### TASK INSTRUCTIONS
If a line below contains the string "Update", return that line.

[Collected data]
++++++++
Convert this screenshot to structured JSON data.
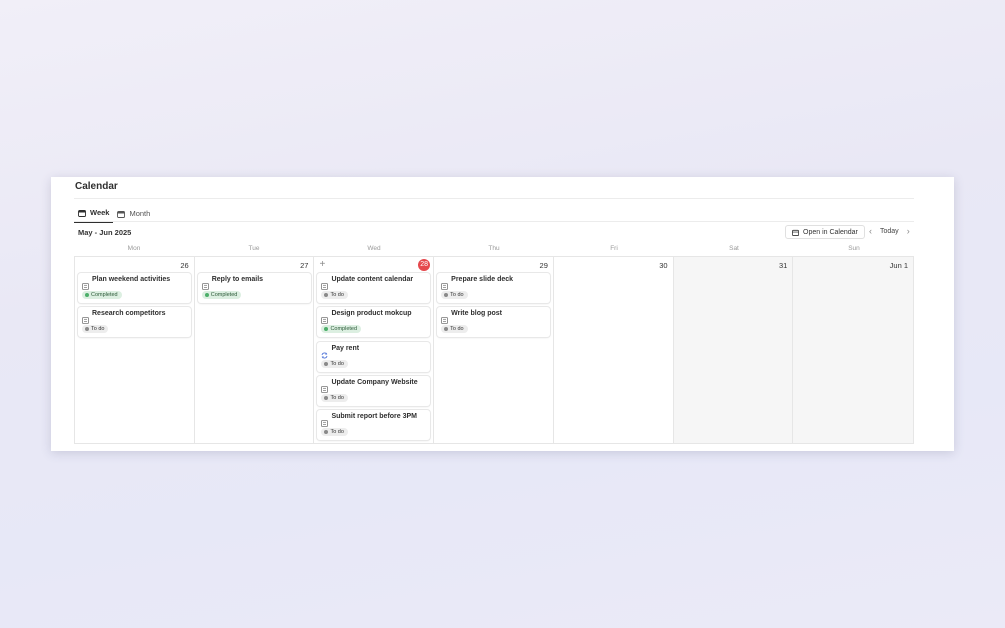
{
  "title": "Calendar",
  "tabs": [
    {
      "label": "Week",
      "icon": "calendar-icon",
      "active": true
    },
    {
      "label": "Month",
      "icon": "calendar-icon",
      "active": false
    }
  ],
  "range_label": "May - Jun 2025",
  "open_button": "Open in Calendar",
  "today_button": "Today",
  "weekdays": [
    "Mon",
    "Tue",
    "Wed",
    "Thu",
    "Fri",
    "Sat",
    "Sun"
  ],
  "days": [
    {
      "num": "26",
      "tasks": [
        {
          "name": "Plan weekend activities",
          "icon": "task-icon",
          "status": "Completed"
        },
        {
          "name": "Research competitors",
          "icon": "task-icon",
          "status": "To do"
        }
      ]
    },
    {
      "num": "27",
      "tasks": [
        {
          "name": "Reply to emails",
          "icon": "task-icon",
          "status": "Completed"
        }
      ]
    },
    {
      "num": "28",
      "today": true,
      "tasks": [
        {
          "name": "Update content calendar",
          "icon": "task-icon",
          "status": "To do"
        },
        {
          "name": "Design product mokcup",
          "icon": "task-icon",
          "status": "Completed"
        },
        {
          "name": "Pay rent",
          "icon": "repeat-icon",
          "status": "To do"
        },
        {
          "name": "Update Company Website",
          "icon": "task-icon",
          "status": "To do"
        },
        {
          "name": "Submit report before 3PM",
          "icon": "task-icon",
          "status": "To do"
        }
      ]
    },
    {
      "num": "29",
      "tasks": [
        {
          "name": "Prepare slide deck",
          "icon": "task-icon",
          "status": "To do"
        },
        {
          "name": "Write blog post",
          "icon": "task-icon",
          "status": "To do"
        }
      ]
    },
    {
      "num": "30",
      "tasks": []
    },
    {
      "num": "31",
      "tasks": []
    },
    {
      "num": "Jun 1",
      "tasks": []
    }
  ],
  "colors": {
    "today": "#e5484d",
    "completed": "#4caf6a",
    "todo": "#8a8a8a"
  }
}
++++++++
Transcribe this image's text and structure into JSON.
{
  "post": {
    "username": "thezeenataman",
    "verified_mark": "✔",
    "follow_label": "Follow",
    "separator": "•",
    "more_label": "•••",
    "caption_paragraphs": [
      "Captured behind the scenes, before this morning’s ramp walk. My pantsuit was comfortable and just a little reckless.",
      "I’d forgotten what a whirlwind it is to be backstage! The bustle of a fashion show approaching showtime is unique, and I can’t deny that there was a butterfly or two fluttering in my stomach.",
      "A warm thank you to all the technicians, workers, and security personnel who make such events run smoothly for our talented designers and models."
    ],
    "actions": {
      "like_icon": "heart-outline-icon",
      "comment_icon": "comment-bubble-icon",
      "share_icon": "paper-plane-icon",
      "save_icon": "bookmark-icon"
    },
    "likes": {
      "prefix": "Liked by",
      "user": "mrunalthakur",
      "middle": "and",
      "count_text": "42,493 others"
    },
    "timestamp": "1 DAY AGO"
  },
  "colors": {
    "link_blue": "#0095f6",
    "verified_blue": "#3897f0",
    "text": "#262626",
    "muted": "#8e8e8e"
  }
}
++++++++
### EXERCISE OUTPUT
          "name": "Update content calendar",
          "name": "Update Company Website",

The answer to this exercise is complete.